- Goal of the exercise
Report only how many lines below include "Raiders".

▼▼▼

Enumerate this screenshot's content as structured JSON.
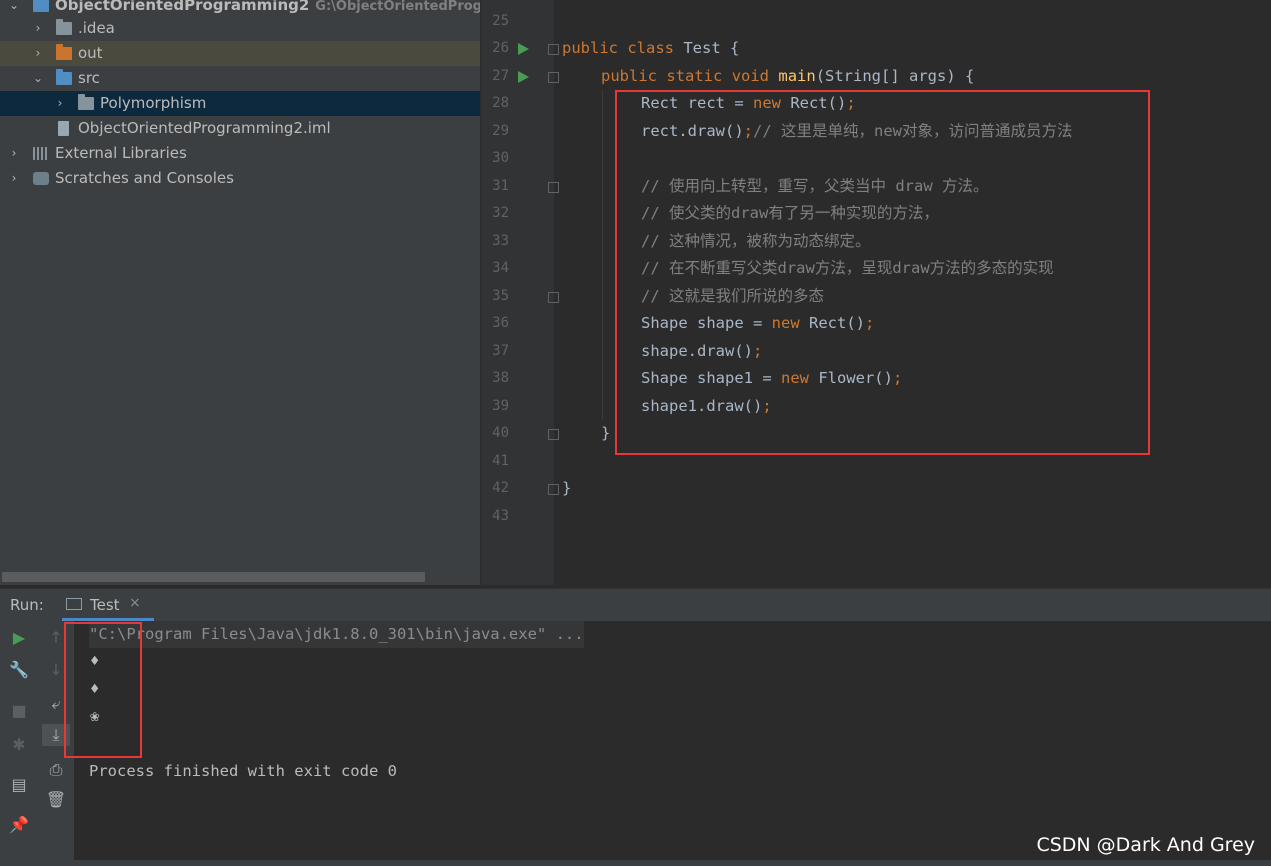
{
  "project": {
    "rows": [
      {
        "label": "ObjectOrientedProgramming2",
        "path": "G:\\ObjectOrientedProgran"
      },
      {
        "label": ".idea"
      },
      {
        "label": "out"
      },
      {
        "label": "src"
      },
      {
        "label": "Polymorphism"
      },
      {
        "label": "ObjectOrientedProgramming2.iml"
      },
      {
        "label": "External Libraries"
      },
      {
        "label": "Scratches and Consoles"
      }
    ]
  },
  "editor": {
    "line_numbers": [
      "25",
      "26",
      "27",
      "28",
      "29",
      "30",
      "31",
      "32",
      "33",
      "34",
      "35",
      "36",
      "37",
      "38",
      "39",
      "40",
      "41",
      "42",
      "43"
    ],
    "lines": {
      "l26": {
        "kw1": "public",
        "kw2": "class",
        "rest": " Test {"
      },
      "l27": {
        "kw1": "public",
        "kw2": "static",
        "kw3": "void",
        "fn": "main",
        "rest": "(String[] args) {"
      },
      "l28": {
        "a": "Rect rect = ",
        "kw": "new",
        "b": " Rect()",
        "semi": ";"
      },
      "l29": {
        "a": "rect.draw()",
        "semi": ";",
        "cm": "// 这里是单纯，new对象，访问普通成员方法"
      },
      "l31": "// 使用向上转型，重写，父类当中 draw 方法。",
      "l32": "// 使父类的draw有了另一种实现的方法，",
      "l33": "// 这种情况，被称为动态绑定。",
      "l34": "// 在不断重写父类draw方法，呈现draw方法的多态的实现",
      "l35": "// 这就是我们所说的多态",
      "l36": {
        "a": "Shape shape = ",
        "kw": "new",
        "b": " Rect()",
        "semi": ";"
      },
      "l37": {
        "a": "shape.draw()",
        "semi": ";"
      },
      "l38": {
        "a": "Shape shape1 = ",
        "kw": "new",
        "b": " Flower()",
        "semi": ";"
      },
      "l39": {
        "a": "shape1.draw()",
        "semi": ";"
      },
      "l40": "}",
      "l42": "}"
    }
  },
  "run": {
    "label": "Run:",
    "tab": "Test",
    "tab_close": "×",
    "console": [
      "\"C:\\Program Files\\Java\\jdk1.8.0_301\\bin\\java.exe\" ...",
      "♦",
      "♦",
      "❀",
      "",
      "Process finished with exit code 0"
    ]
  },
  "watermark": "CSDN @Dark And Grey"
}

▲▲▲
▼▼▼

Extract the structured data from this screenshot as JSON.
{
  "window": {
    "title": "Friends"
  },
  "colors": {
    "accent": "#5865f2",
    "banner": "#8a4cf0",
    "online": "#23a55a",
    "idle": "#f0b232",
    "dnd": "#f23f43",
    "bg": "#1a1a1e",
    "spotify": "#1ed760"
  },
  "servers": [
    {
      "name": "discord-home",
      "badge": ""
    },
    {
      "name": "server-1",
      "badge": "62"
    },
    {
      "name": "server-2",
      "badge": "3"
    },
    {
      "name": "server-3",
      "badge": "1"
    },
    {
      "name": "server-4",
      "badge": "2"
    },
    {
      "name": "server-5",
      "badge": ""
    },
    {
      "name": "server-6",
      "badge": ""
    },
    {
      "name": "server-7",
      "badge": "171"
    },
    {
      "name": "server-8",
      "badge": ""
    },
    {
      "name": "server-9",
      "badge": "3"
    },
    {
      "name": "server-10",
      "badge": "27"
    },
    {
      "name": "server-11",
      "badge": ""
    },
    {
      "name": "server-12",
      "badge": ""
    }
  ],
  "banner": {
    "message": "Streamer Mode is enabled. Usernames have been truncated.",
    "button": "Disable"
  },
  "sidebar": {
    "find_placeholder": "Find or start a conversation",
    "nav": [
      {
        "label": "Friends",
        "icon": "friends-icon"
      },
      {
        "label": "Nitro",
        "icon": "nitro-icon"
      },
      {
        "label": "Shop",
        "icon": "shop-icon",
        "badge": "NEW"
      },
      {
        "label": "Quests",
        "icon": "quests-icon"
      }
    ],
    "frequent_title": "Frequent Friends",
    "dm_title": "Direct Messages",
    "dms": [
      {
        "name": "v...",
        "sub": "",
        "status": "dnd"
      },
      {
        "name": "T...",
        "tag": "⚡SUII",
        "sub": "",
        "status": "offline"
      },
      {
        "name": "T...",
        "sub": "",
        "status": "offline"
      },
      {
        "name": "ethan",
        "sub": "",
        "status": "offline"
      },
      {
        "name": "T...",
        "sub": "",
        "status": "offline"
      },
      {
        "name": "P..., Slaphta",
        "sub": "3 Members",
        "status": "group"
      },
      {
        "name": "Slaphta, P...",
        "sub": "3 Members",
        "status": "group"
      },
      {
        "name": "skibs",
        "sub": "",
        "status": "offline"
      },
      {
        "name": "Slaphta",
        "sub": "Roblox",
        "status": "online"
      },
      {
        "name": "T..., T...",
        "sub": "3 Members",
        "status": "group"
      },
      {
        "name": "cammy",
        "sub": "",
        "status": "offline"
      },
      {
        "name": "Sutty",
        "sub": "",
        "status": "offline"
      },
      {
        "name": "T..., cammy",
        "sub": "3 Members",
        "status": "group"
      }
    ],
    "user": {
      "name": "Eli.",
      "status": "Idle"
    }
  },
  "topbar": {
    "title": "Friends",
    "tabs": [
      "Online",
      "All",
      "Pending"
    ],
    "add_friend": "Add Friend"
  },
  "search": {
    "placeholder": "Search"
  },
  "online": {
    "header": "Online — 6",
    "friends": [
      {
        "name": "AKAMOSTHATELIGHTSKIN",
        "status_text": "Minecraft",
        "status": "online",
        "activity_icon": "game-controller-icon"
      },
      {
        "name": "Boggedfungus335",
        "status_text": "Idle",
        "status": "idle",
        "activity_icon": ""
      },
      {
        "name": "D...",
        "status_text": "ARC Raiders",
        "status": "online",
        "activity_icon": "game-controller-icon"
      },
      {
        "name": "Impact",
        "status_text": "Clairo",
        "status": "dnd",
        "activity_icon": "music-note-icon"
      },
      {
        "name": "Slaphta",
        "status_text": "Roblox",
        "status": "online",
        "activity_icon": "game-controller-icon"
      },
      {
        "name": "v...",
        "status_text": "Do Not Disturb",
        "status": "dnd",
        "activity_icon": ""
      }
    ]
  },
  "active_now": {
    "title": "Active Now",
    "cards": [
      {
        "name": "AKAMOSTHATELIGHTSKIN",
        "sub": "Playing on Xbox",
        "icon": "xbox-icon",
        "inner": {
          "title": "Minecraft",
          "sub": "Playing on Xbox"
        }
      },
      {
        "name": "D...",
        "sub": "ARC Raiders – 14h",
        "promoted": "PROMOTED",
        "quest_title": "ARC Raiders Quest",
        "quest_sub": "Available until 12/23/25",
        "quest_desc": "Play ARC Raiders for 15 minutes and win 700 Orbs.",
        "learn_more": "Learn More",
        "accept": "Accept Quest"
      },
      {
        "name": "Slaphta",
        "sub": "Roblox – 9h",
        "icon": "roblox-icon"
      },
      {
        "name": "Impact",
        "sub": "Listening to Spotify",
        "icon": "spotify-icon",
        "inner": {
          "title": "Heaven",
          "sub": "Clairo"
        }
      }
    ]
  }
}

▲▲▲

- Result below
4